Study Questions 11: Tides

1)      What are tides?

2)      The Earth and Moon spin together as a system in space, what is the name of the center of mass for this Earth-Moon system?

3)      What is gravitational force? The formula for gravitational force.

4)      The Sun is 27 million times more massive than the moon, but the moon has a stronger gravitational attraction the Earth’s oceans.  Why (think of Newton’s gravitational formula)?

5)      Where are gravitational forces strongest between the Earth and Moon?

6)      Where are gravitational forces weakest between the Earth and Moon?

7)      What is centrifugal force (inertia)?

8)      Are centrifugal forces on all points on Earth equal in the Earth-Moon system? 

9)      Are the centrifugal forces at different points parallel to each other or do they point toward the center of mass of the moon like gravitational forces?

10)   Where are centrifugal forces stronger than gravitational forces on Earth in the Earth-Moon system?

11)   Where are gravitational forces stronger than centrifugal forces on Earth in the Earth-Moon system?

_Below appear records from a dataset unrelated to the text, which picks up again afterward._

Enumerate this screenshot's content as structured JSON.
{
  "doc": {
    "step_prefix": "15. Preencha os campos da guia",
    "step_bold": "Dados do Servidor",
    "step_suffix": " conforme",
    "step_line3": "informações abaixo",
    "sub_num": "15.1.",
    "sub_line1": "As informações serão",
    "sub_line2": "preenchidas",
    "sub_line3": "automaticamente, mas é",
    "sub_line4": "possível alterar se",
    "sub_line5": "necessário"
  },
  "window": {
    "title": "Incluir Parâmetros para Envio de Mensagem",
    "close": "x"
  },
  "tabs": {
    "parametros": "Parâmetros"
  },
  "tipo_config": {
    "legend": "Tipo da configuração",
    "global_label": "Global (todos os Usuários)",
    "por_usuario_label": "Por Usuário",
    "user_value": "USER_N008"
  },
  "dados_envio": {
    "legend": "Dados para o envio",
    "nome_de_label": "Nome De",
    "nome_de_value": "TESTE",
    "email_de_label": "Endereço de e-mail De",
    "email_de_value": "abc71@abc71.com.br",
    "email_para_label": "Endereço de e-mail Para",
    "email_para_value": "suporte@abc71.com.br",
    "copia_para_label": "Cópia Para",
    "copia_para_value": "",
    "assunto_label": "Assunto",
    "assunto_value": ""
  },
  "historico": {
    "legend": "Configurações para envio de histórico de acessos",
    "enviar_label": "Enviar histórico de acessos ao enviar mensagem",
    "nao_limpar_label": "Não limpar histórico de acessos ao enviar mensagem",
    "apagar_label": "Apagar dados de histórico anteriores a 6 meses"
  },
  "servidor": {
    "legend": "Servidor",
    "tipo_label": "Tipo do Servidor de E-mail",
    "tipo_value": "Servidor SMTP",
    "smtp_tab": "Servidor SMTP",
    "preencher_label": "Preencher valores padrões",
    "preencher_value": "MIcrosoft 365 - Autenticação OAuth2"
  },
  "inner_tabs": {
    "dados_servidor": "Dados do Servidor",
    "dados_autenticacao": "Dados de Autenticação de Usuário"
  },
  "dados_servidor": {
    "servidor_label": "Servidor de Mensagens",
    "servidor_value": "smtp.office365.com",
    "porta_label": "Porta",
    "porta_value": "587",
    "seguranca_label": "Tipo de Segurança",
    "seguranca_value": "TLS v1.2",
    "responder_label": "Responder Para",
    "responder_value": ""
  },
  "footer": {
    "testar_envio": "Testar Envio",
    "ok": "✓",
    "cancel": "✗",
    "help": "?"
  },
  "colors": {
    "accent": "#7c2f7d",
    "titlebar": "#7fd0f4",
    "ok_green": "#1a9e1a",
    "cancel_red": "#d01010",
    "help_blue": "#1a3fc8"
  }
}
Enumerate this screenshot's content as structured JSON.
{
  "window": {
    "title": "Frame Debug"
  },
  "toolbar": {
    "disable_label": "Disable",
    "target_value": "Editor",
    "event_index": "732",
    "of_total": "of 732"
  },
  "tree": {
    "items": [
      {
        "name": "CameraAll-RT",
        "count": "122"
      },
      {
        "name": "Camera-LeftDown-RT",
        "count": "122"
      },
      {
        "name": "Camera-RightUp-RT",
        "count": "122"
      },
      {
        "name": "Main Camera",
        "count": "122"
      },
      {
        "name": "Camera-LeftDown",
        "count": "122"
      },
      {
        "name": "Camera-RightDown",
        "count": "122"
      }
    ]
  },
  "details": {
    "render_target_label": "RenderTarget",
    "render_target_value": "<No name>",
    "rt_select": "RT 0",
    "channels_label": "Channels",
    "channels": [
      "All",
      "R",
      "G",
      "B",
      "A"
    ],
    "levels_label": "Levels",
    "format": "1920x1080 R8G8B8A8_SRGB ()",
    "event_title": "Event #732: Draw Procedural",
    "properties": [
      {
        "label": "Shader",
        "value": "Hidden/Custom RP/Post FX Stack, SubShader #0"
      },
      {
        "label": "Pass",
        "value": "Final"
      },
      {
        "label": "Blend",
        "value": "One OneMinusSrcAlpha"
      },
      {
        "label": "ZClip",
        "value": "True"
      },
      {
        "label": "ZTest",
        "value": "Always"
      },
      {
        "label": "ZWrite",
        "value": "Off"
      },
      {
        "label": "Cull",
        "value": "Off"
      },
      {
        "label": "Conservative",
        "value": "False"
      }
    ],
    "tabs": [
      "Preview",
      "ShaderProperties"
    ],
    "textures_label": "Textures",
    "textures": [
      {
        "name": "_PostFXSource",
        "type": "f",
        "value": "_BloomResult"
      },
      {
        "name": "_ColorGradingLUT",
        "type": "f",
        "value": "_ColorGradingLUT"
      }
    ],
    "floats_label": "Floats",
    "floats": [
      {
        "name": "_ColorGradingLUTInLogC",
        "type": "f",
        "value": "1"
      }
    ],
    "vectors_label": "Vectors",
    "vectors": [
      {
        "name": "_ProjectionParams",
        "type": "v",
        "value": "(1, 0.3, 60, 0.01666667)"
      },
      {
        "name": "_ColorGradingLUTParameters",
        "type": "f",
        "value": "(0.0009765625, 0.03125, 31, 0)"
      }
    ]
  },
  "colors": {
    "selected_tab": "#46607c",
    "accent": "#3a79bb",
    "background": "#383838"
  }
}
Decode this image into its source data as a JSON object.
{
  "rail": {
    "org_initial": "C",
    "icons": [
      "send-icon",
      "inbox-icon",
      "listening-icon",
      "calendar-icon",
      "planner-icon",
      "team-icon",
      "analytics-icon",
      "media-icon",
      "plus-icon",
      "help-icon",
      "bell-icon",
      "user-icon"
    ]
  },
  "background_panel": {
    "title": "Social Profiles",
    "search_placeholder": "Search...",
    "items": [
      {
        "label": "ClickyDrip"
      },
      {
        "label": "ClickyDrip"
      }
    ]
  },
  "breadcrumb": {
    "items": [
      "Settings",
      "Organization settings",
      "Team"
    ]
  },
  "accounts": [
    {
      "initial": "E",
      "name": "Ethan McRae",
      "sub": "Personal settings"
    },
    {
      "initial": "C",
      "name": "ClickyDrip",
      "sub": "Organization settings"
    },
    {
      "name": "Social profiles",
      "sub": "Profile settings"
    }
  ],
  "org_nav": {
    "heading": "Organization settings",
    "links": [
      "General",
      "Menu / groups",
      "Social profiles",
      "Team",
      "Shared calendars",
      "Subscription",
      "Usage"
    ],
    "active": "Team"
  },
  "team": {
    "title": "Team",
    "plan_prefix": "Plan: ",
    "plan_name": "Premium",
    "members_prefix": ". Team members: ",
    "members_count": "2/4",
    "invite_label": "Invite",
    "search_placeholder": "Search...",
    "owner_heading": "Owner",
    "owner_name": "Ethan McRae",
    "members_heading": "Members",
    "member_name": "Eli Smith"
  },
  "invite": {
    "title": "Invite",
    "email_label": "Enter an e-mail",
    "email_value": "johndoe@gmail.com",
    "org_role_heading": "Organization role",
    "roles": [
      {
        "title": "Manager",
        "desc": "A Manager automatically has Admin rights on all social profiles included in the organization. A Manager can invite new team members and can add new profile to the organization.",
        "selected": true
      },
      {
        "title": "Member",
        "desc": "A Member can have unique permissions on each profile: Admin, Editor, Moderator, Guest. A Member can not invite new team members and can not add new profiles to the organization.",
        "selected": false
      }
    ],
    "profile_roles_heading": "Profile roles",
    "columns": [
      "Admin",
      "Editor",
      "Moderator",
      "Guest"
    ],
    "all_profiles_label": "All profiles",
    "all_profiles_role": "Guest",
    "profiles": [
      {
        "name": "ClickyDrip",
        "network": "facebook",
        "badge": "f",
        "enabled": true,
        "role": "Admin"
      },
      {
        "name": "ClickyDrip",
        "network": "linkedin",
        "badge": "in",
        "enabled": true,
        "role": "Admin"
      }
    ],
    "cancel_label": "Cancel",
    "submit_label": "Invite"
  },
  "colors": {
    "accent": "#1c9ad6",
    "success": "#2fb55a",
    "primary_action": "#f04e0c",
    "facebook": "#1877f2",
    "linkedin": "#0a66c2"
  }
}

12)   Sketch the Earth-Moon system below. Draw the gravitational forces and centrifugal forces at the points like the nadar and zenith, north and south poles, the CE (just like in lecture).  Make sure you draw the arrows in lengths proportional to their strength (i.e., gravitational force arrows are longer on the side closest to the moon).  Also, label the barycenter. CE refers to the center of mass of Earth, CM will be the center of mass of the moon.












13)   What are tractive forces?  Label the tractive forces on the figure above.

14)   On the diagram in question 12 above, label the bulge that is the result of gravitational forces and the bulge that is the result of the centrifugal forces.

15)   Recall that the bulges are the crests (high tides) of the tide waves and that the areas between the crests (low tides) are the troughs of the tide waves.  In the equilibrium theory of tides, does the Earth spin beneath these bulges or do the bulges move around the Earth?

16)   What is a lunar tide? 

17)   Recall that the Sun-Earth system also causes tide bulges due to the gravitational and centrifugal forces associated with this system.  These work just like the Earth-Moon system but at only 46%.  What are solar tides?

18)   When the Sun, Earth, and Moon are all in a line, the solar and lunar tides will be additive, resulting in higher high tides and lower low tides.  What are these tides called?

19)   When do the tides in the preceding question occur (i.e., what phase of the Moon)?

20)   When the Sun, Earth, and Moon form a right angle, the solar tide will tend to diminish the lunar tide.  What are these tides called? 

21)   When do they occur (i.e., what phase of the Moon)?

22)   What are semidiurnal tides, diurnal tides, and mixed tides (know their patterns)?

23)   What is the tide range?

24)   Why do we get semidiurnal and mixed tides? In other words, as the Earth rotates through the tidal bulges, what gets in the way of the rhythmic rise and fall of the tides to cause these semidiurnal and mixed tides?

25)   What are amphidromic points?

26)   In the northern hemisphere, when a tide crest enters an ocean basin, why does the tidal crest move in a counterclockwise motion when the Coriolis Effect must cause everything else to rotate to the right?

27)   Why does the rotation about the amphidromic point in the Pacific Ocean just west of the North American coastline cause high tide to reach Santa Cruz half-hour earlier than it reaches San Francisco?

28)   What is a tidal bore?